SEOUL, Sept. 20 (Korea Bizwire) – Barun Law, a law firm representing Volkswagen owners in lawsuits against the automaker, is planning to file a constitutional complaint Tuesday against the Ministry of Environment for not issuing a replacement order for the vehicles affected by the scandal.
A constitutional complaint, or a constitutional petition, is part of an adjudication system that allows anyone to file a complaint with the Constitutional Court of Korea if he or she deems their basic rights have been infringed upon by unconstitutional legislation.
A group of VW owners have made official requests to the ministry three times – June 9, June 27, and August 1 – demanding that the government issue a replacement order including refunds against the German automaker. However, the government has yet to respond, leaving the consumers to finally turn to the constitutional court.
The complaint is expected to indicate that VW emissions exceeding environmental standards violated Korean citizens’ environmental rights guaranteed by the constitution, and along with them, VW owners’ property rights, from the drop in value of their vehicles resulting from the company’s illicit practice.
“During the 11 months since the scandal came to light, Audi-Volkswagen Korea failed to provide voluntary recall measures (that admit to using a defeat device for passing emissions tests), and there’s very little chance that the company will do so in the near future,” said Jason Ha, a lawyer from Barun.
“The environment ministry giving Audi-Volkswagen another opportunity for self-recall measures will not only waste time, but also discourage future compensation to VW victims, and continue to neglect vehicles that release toxic chemicals, endangering the health and livelihood of Korean citizens.”
Although Audi-Volkswagen Korea announced that it will consider voluntary recall measures in October 2015, no progress has since been made.
Following last month’s decision by the government to issue fines of 17.8 billion won ($16 million) for 47 VW models alleged to have passed the local approval process by cheating on gas emissions tests, negotiations took place between both parties over potential recall measures and recertification processes.
However, while the government continues to demand that VW admit the actuality of faked emissions tests in the company’s recall plans, VW persists that the matter is up to the court to decide.

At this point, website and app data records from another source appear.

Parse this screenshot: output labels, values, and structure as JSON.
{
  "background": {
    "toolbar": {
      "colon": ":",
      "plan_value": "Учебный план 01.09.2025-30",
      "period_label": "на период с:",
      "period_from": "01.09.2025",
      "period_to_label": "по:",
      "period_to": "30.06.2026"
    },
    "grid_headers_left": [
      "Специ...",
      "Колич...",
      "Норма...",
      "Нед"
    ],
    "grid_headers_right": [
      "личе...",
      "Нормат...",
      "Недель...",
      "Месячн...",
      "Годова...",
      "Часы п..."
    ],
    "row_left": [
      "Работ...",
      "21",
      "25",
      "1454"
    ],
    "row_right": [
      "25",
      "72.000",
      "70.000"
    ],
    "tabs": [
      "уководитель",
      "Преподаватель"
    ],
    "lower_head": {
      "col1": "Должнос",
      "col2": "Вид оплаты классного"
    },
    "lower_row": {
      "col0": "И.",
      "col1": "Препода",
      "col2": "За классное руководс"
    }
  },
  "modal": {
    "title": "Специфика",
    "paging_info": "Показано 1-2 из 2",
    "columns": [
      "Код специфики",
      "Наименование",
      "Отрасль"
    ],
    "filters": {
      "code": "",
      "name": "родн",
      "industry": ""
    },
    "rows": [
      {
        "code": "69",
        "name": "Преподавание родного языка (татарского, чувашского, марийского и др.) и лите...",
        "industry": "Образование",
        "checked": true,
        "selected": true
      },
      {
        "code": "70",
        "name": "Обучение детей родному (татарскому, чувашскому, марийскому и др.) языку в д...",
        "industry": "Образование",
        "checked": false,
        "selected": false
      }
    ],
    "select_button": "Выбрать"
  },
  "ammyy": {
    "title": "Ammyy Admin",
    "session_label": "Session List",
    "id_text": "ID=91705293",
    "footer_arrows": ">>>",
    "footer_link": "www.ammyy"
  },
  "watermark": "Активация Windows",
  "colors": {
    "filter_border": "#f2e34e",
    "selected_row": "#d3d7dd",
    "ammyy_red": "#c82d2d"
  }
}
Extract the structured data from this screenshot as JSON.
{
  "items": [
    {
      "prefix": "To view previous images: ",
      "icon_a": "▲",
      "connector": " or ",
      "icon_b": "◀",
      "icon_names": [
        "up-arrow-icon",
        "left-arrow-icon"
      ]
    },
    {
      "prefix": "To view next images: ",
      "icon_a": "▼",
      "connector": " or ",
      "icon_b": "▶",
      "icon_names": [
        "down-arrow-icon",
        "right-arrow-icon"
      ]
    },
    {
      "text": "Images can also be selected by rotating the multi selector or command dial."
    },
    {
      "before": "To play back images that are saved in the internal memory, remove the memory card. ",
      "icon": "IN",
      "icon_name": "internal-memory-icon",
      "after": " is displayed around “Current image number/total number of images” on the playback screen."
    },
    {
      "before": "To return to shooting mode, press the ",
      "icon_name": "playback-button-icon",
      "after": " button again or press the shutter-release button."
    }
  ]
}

As a result, Audi and VW vehicles that currently exceed emissions standards are still operating on domestic roads (roughly 125,500 units), while victims of the scandal continue to suffer from limited resale opportunities due to the declining value of their vehicles.
By Kevin Lee (firstname.lastname@example.org)